Students will receive an acknowledgement of their application. Each application is carefully considered and although we try and respond as quickly as possible, we do ask that students should expect to receive a response within five weeks of receipt.

Candidates who are available in the United Kingdom may be called for an interview. The absence of academic members of staff (or instance on study leave) may affect the timing of decisions.

Entry Requirements

Minimum upper second class honours degree (or equivalent).

English Language Entry Requirements

You must be able to show that your English is of a high enough standard to successfully engage with and complete your course at SOAS. Please note that we take our English language requirements seriously and failure to meet them exactly may well result in your application to SOAS being rejected. It is not possible to negotiate if your scores are below our required levels, with the expectation that because they are 'close enough' they will be accepted. It is important that you plan appropriately, well in advance, so that your English language test comes in good time and so that you have time to retake the test if necessary. We do not accept reasons of inconvenience or financial hardship for not submitting or retaking an English test.

International students

For EU and International students who need a visa, if unconditional entry scores are achieved we accept qualifications from several countries, as well as a range of international qualifications and tests.

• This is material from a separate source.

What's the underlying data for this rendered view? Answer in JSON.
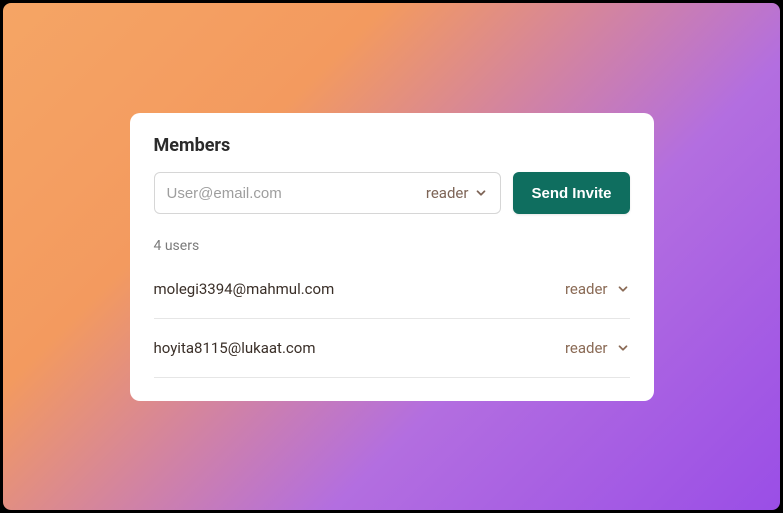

If a Tier 4 entry visa is required then a SELT, such as UKVI IELTS may be needed. For this reason, we recommend all Tier 4 visa students to choose the UKVI IELTS Academic test as the test of first resort.

Last updated Nov 2019

About the School

SOAS University of London welcomes the brightest minds to study on its central London campus with like-minded individuals who feel passionately about contemporary world issues.

SOAS University of London welcomes the brightest minds to study on its central London campus with like-minded individuals who feel passionately about contemporary world issues. Read Less
London , Singapore + 1 More Less